Guests essentially became cast members, but the leveling system creates a system of trust – and game monitors could shut anything down at anytime that got questionable. The leveling system provided trust and friendship with characters and cast.
Becoming a hero and legend felt like a big deal, and the characters and cast did a fantastic job ensuring that feeling went beyond that day – and pulled you more into the experience.
Basic merchandising was also integrated into the game, having inexpensive props to add to the experience. Bandana’s are available for purchase for around $2.50, and various disguises exist for those looking to alter their character.
L.B.’s elixirs also popped up shortly after the game started. This are flavored teas that you can purchase, with the idea that they will alter the gameplay for the players while they consume them.
However, this didn’t seem well thought out.

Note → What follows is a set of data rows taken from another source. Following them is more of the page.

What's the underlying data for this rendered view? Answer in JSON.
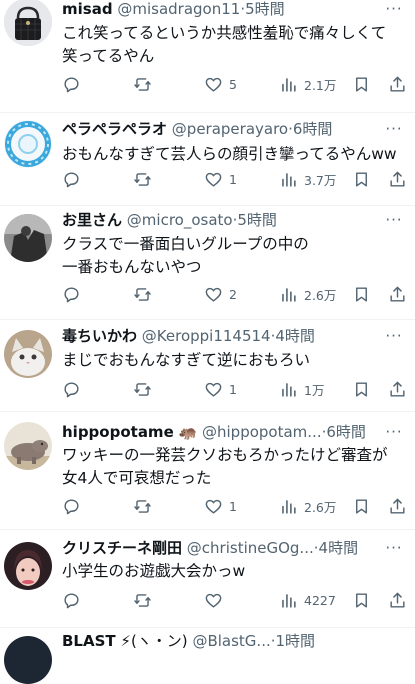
{
  "tweets": [
    {
      "name": "misad",
      "badge": "",
      "handle": "@misadragon11",
      "sep": "·",
      "time": "5時間",
      "text": [
        "これ笑ってるというか共感性羞恥で痛々しくて",
        "笑ってるやん"
      ],
      "likes": "5",
      "views": "2.1万",
      "retweets": ""
    },
    {
      "name": "ペラペラペラオ",
      "badge": "",
      "handle": "@peraperayaro",
      "sep": "·",
      "time": "6時間",
      "text": [
        "おもんなすぎて芸人らの顔引き攣ってるやんww"
      ],
      "likes": "1",
      "views": "3.7万",
      "retweets": ""
    },
    {
      "name": "お里さん",
      "badge": "",
      "handle": "@micro_osato",
      "sep": "·",
      "time": "5時間",
      "text": [
        "クラスで一番面白いグループの中の",
        "一番おもんないやつ"
      ],
      "likes": "2",
      "views": "2.6万",
      "retweets": ""
    },
    {
      "name": "毒ちいかわ",
      "badge": "",
      "handle": "@Keroppi114514",
      "sep": "·",
      "time": "4時間",
      "text": [
        "まじでおもんなすぎて逆におもろい"
      ],
      "likes": "1",
      "views": "1万",
      "retweets": ""
    },
    {
      "name": "hippopotame",
      "badge": "🦛",
      "handle": "@hippopotam...",
      "sep": "·",
      "time": "6時間",
      "text": [
        "ワッキーの一発芸クソおもろかったけど審査が",
        "女4人で可哀想だった"
      ],
      "likes": "1",
      "views": "2.6万",
      "retweets": ""
    },
    {
      "name": "クリスチーネ剛田",
      "badge": "",
      "handle": "@christineGOg...",
      "sep": "·",
      "time": "4時間",
      "text": [
        "小学生のお遊戯大会かっw"
      ],
      "likes": "",
      "views": "4227",
      "retweets": ""
    },
    {
      "name": "BLAST",
      "badge": "⚡(ヽ・ン)",
      "handle": "@BlastG...",
      "sep": "·",
      "time": "1時間",
      "text": [],
      "likes": "",
      "views": "",
      "retweets": ""
    }
  ],
  "icons": {
    "reply": "reply-icon",
    "retweet": "retweet-icon",
    "like": "heart-icon",
    "views": "views-icon",
    "bookmark": "bookmark-icon",
    "share": "share-icon",
    "more": "more-icon"
  },
  "colors": {
    "text": "#0f1419",
    "secondary": "#536471",
    "divider": "#eff3f4",
    "background": "#ffffff"
  }
}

There’s not really a description on what the elixirs do, and it can be hit-or-miss if the characters and cast even see you drinking one.
As we said in our first look, this game isn’t for every single Disney fan. But for those with an active imagination, and those willing to take part in this social experience – this “game” offered enjoyable storytelling and community building.
In the same way that MiceChat meets nearly 10 years ago brought Disney fans with a common interest together, we see the same thing with Legends; team building, public speaking skills, and new friendships formed.
Legends of Frontierland is an amazing and fun experience – and might just be the oddest and most un-Disney thing we have ever done at the parks – and you still have time to check out these fun experiences, so get to the park in its last few weeks!
If you haven’t experienced Legends of Frontierland yet, please feel free to join us in the park. The game has been extended for an undefined period of time (rumor has it until September 27th). There will be all kinds of fun and exciting things going on, and I think any Disneyland fan owes it to themselves to at least experience the uniqueness of this game while it is still in the park, even if it’s just long enough to figure out what it’s all about.
If you see Hay Bale Hastin, Mesquite Matt, Noble Nick, or any fellow citizen of Rainbow Ridge or Frontierland – be sure to say “Howdy!”. If you can’t make it out this weekend, follow our player-run news Twitter account (@DLFrontierTimes), and we’ll be live tweeting the next few days of the game.
Getting Started Tips
If you’re heading into Frontierland for the first time:
- Stop by any station to pick up a name badge! Rainbow Ridge is popular with new players, but it depends who hands you a badge. Badges are now pre-printed, so don’t worry about thinking about a name (unless you want a custom name).
- Check out the Telegraph station. We always recommend new players go straight to the Telegraph Station. Here, you can get you’re easiest first job, and know about any goings on in town.
- Talk to other players! Everyone has a story, and you can get a better sense of what’s going on if you talk to them. Legends really know what’s going on, and they can be found with their special bandana.
- Never say “No”! Have fun doing just about anything you can think of! Got a talent? Tell the characters, and they will work with you to feature it. Want to just earn bits? Start a business and ‘hire’ fellow players.
- Think of it as a real town, and not just a game. Every town has it’s citizens, it’s jobs, and it’s roles – you can find your niche and have fun!